• WHAT TO DO
Search the data for the string "FULLY护肤海外旗舰店" and gather each line it is in.

• AVAILABLE RECORDS
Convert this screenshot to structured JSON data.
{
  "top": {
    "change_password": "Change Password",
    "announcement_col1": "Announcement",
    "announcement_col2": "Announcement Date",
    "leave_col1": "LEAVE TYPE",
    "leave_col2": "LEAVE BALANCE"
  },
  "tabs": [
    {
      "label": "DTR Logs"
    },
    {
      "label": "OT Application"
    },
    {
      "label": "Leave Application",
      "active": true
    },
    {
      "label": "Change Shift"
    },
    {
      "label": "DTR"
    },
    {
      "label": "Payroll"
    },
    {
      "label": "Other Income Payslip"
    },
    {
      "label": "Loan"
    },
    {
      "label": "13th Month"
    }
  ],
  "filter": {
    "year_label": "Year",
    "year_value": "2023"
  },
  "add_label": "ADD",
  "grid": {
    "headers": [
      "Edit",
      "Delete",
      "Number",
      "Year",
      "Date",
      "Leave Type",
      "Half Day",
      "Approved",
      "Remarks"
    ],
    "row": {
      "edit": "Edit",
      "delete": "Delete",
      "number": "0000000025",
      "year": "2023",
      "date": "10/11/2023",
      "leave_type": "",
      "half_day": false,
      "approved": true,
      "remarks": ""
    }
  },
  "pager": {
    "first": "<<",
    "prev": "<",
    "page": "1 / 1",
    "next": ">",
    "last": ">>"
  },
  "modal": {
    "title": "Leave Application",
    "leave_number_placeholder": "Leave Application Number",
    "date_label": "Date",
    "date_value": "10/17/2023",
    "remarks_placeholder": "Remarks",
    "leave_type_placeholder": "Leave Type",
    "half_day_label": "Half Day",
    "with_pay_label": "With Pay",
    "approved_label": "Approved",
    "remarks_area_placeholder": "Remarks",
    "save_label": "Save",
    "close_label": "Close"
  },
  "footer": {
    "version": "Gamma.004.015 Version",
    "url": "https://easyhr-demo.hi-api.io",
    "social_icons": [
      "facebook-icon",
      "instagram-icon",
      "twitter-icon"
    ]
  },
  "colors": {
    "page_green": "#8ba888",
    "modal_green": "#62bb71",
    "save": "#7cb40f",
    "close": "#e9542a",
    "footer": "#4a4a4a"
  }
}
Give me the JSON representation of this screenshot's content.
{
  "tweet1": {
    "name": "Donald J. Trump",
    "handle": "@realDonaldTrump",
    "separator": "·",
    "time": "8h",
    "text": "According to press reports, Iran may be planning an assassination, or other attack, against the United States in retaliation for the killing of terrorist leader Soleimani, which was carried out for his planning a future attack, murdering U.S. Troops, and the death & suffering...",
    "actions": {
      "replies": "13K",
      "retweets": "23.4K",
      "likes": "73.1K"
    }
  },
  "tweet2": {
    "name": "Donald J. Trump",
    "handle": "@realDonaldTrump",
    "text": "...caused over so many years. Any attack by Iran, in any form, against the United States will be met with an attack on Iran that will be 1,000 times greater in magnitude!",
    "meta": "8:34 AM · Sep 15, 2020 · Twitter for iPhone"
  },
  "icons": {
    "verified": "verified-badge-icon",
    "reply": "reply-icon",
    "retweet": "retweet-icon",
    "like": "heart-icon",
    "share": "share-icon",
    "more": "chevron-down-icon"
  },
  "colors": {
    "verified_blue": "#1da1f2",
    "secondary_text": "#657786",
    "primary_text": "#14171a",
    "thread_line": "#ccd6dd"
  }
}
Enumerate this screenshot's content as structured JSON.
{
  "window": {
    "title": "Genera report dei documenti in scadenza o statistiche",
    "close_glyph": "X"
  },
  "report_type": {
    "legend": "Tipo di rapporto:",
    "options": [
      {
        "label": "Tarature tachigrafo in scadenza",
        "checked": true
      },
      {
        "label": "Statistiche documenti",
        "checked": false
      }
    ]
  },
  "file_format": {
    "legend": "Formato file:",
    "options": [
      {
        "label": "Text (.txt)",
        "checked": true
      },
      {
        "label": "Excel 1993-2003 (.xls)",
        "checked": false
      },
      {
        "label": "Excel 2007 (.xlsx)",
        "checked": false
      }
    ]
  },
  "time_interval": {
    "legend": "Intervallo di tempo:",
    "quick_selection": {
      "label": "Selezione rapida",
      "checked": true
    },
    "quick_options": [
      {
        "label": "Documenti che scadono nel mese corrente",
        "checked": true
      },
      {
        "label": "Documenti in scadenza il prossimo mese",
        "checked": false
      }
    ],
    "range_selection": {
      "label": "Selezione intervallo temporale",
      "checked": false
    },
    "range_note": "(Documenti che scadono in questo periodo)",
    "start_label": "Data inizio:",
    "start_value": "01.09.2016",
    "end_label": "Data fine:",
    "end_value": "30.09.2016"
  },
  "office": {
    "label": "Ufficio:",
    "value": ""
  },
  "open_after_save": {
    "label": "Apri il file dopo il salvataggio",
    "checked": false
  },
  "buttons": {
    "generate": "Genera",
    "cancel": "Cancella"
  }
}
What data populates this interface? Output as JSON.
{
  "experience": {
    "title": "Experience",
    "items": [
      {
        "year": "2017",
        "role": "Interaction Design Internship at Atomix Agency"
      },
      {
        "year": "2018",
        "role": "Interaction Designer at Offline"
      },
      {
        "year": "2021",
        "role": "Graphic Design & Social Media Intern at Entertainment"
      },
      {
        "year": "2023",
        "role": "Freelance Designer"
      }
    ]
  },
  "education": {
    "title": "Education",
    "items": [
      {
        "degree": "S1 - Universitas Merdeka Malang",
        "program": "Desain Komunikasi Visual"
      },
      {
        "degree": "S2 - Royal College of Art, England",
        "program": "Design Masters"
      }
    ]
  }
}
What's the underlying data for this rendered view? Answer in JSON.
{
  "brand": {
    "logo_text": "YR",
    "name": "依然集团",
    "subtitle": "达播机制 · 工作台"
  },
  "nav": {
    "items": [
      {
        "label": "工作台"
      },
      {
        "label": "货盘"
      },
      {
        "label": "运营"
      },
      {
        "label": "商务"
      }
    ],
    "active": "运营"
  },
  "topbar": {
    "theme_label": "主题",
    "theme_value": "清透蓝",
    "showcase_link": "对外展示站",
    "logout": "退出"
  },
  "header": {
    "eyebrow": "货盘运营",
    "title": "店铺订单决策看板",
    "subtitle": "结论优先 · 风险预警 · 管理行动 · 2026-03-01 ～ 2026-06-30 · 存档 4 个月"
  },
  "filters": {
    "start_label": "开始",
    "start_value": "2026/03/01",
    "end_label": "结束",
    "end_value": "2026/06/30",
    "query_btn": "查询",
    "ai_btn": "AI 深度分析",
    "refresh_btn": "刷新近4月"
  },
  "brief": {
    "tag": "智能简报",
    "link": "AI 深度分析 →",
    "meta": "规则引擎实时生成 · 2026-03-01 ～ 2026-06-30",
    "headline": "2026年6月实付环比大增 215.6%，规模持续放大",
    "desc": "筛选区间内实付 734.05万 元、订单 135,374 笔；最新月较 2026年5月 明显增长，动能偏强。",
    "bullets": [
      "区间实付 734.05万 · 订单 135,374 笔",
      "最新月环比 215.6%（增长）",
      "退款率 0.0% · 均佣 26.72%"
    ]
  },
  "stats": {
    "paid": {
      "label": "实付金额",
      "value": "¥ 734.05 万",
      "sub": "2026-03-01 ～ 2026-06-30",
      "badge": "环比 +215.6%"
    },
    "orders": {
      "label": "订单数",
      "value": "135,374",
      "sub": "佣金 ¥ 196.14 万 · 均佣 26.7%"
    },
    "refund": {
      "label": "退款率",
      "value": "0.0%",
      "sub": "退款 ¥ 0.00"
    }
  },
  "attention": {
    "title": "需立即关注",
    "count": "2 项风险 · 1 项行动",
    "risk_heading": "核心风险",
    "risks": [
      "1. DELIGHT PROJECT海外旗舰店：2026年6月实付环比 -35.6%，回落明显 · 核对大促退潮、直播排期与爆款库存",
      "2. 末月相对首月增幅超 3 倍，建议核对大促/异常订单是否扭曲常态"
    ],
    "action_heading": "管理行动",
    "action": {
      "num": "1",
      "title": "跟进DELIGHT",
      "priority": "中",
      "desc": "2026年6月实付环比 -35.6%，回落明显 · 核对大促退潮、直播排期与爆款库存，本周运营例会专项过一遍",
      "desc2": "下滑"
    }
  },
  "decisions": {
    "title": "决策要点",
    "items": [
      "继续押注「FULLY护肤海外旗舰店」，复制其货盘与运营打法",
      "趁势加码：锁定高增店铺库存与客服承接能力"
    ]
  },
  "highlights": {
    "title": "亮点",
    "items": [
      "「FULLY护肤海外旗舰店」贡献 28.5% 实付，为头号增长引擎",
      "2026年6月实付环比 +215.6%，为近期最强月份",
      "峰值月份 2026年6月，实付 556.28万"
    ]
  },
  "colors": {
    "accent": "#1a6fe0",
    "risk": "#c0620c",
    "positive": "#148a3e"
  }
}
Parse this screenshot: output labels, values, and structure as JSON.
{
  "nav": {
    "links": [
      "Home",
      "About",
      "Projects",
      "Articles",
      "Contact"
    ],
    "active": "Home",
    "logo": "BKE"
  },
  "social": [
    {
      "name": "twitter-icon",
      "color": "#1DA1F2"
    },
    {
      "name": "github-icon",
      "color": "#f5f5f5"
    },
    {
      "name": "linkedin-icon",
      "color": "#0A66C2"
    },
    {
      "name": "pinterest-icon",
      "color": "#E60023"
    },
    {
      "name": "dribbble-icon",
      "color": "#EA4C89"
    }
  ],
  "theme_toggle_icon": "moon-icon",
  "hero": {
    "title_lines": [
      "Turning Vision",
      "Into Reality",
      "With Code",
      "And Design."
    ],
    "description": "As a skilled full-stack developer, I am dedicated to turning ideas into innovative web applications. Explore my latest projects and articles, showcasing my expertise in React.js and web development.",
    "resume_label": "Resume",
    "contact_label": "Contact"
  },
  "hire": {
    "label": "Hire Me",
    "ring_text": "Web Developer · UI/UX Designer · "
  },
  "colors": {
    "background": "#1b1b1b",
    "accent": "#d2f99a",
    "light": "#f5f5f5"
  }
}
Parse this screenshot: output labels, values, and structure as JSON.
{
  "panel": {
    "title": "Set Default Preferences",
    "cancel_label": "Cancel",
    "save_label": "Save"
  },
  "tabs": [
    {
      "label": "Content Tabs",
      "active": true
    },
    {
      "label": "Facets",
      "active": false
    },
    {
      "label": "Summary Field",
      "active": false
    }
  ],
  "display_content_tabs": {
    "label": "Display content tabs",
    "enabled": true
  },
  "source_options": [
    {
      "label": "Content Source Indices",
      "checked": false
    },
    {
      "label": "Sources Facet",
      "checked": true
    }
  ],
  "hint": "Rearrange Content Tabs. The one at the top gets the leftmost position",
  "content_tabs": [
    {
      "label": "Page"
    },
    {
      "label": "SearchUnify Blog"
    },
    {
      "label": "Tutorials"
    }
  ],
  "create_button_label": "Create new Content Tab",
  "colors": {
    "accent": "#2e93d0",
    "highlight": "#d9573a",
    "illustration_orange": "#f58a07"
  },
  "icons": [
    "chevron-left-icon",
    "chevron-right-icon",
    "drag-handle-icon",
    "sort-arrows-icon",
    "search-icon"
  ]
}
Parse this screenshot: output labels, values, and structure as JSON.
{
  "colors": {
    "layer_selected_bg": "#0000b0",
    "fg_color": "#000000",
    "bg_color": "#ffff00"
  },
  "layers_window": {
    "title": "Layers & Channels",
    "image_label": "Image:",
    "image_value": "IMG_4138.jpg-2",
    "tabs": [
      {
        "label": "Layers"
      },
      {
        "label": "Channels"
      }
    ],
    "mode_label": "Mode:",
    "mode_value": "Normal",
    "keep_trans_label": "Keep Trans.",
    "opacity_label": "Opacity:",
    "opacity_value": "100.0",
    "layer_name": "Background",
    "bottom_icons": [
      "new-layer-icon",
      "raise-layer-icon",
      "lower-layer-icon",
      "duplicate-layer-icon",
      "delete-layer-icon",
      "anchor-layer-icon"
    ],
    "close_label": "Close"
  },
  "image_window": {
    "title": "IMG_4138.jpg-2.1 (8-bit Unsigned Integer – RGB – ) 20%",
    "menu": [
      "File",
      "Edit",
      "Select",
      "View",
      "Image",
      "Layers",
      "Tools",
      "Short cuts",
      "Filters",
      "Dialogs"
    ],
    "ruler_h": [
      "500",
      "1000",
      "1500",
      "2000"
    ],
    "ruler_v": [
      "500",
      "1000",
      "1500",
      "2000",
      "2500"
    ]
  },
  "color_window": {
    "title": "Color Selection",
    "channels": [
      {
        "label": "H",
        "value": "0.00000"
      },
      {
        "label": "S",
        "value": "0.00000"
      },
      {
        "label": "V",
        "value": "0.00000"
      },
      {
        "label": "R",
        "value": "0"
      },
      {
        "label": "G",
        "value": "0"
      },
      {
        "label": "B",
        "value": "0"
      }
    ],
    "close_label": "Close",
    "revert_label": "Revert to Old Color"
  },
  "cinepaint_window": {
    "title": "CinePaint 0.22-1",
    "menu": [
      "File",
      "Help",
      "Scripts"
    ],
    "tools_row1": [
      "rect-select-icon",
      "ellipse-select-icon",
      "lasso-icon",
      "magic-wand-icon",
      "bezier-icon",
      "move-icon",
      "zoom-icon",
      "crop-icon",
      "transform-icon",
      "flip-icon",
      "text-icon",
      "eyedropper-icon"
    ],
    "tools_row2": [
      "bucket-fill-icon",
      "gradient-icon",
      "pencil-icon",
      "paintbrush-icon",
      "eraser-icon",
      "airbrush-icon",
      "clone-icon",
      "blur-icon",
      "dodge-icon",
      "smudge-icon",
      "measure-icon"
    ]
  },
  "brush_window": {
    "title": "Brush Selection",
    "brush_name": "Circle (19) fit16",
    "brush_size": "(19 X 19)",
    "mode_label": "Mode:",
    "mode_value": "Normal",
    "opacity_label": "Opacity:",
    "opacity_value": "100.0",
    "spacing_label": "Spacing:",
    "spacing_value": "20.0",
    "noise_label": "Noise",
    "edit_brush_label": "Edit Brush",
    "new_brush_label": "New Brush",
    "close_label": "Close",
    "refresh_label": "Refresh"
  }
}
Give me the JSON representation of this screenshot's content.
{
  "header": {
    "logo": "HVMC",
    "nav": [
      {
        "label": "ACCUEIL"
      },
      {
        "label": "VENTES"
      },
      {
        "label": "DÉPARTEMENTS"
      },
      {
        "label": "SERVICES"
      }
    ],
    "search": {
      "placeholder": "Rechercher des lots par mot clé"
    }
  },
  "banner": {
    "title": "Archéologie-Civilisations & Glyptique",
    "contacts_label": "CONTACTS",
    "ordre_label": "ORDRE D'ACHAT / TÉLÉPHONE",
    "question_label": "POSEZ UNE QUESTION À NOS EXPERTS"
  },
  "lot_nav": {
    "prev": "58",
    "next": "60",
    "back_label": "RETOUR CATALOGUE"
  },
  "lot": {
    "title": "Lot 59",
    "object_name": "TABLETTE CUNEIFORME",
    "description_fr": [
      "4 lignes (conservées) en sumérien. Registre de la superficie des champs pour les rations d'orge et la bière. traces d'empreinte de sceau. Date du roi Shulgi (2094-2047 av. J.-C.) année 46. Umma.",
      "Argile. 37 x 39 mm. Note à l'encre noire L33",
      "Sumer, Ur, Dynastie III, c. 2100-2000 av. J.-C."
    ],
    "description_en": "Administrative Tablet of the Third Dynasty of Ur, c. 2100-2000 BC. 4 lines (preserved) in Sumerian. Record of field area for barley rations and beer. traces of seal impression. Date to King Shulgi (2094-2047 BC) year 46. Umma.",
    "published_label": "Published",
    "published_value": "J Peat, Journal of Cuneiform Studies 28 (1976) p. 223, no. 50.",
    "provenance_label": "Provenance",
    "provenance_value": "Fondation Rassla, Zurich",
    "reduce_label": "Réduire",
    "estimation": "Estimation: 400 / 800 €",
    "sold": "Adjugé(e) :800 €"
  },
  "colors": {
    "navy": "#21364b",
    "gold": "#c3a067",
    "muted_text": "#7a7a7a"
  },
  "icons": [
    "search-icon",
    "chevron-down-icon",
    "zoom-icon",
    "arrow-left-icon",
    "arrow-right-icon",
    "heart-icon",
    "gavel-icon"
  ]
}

• ANSWER SECTION
      "继续押注「FULLY护肤海外旗舰店」，复制其货盘与运营打法",
      "「FULLY护肤海外旗舰店」贡献 28.5% 实付，为头号增长引擎",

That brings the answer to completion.